Work instructions:
Print the listing below exactly, minus its pictures.
***
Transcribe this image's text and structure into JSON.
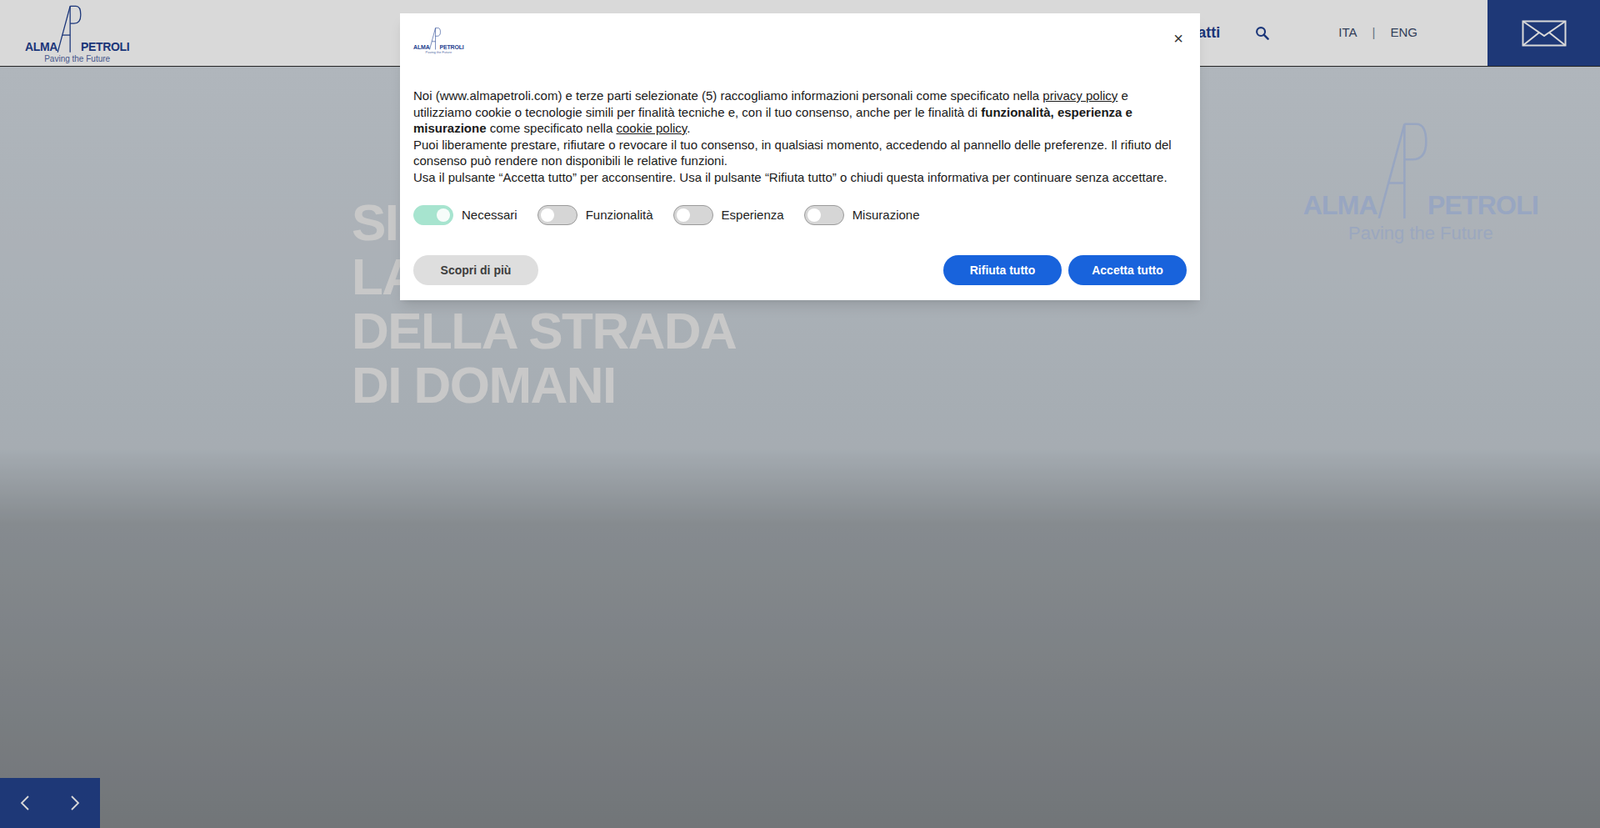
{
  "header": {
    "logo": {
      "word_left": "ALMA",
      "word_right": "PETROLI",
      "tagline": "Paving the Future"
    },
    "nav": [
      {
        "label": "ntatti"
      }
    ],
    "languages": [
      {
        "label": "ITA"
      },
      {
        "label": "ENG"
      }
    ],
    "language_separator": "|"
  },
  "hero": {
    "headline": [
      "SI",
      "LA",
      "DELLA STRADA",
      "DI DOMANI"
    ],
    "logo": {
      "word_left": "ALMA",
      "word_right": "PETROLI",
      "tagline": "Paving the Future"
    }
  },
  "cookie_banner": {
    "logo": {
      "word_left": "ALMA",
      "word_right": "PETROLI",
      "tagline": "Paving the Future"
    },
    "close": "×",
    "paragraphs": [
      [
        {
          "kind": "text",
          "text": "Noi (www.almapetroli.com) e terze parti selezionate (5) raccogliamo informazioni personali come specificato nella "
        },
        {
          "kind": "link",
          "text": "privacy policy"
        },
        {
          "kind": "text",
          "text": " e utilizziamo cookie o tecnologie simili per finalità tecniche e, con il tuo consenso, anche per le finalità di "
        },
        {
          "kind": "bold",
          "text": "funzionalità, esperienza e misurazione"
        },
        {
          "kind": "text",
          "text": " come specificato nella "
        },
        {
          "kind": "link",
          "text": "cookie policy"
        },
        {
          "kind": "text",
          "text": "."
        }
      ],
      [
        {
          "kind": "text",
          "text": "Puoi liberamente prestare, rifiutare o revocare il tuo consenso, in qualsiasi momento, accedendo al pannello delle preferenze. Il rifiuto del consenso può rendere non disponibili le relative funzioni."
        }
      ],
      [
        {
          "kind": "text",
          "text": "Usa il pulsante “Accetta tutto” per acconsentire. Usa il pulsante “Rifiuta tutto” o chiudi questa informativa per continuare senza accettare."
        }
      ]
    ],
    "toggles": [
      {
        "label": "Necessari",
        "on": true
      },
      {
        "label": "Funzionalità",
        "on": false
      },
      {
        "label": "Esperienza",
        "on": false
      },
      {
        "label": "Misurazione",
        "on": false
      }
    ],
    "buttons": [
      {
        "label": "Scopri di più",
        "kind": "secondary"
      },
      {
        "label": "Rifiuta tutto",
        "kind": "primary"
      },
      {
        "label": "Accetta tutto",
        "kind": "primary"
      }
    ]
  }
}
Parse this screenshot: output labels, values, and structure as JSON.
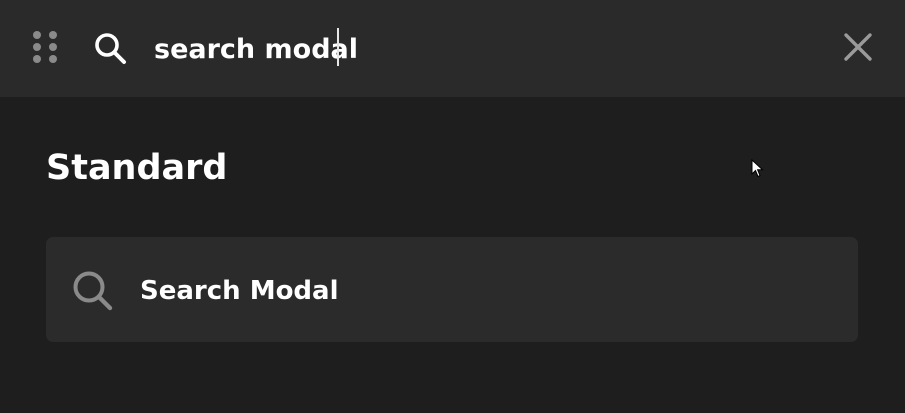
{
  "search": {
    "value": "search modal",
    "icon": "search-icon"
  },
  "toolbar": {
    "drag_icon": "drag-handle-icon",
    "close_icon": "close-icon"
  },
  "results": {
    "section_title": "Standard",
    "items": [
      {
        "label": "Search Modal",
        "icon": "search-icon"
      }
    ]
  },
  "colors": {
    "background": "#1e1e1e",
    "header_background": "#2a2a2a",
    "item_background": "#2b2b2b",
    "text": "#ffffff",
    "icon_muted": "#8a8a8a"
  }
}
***
Solved exercise:
Transcribe this image's text and structure into JSON.
{
  "header": {
    "logo": {
      "word_left": "ALMA",
      "word_right": "PETROLI",
      "tagline": "Paving the Future"
    },
    "nav": [
      {
        "label": "ntatti"
      }
    ],
    "languages": [
      {
        "label": "ITA"
      },
      {
        "label": "ENG"
      }
    ],
    "language_separator": "|"
  },
  "hero": {
    "headline": [
      "SI",
      "LA",
      "DELLA STRADA",
      "DI DOMANI"
    ],
    "logo": {
      "word_left": "ALMA",
      "word_right": "PETROLI",
      "tagline": "Paving the Future"
    }
  },
  "cookie_banner": {
    "logo": {
      "word_left": "ALMA",
      "word_right": "PETROLI",
      "tagline": "Paving the Future"
    },
    "close": "×",
    "paragraphs": [
      [
        {
          "kind": "text",
          "text": "Noi (www.almapetroli.com) e terze parti selezionate (5) raccogliamo informazioni personali come specificato nella "
        },
        {
          "kind": "link",
          "text": "privacy policy"
        },
        {
          "kind": "text",
          "text": " e utilizziamo cookie o tecnologie simili per finalità tecniche e, con il tuo consenso, anche per le finalità di "
        },
        {
          "kind": "bold",
          "text": "funzionalità, esperienza e misurazione"
        },
        {
          "kind": "text",
          "text": " come specificato nella "
        },
        {
          "kind": "link",
          "text": "cookie policy"
        },
        {
          "kind": "text",
          "text": "."
        }
      ],
      [
        {
          "kind": "text",
          "text": "Puoi liberamente prestare, rifiutare o revocare il tuo consenso, in qualsiasi momento, accedendo al pannello delle preferenze. Il rifiuto del consenso può rendere non disponibili le relative funzioni."
        }
      ],
      [
        {
          "kind": "text",
          "text": "Usa il pulsante “Accetta tutto” per acconsentire. Usa il pulsante “Rifiuta tutto” o chiudi questa informativa per continuare senza accettare."
        }
      ]
    ],
    "toggles": [
      {
        "label": "Necessari",
        "on": true
      },
      {
        "label": "Funzionalità",
        "on": false
      },
      {
        "label": "Esperienza",
        "on": false
      },
      {
        "label": "Misurazione",
        "on": false
      }
    ],
    "buttons": [
      {
        "label": "Scopri di più",
        "kind": "secondary"
      },
      {
        "label": "Rifiuta tutto",
        "kind": "primary"
      },
      {
        "label": "Accetta tutto",
        "kind": "primary"
      }
    ]
  }
}
Parse this screenshot: output labels, values, and structure as JSON.
{
  "search": {
    "value": "search modal",
    "icon": "search-icon"
  },
  "toolbar": {
    "drag_icon": "drag-handle-icon",
    "close_icon": "close-icon"
  },
  "results": {
    "section_title": "Standard",
    "items": [
      {
        "label": "Search Modal",
        "icon": "search-icon"
      }
    ]
  },
  "colors": {
    "background": "#1e1e1e",
    "header_background": "#2a2a2a",
    "item_background": "#2b2b2b",
    "text": "#ffffff",
    "icon_muted": "#8a8a8a"
  }
}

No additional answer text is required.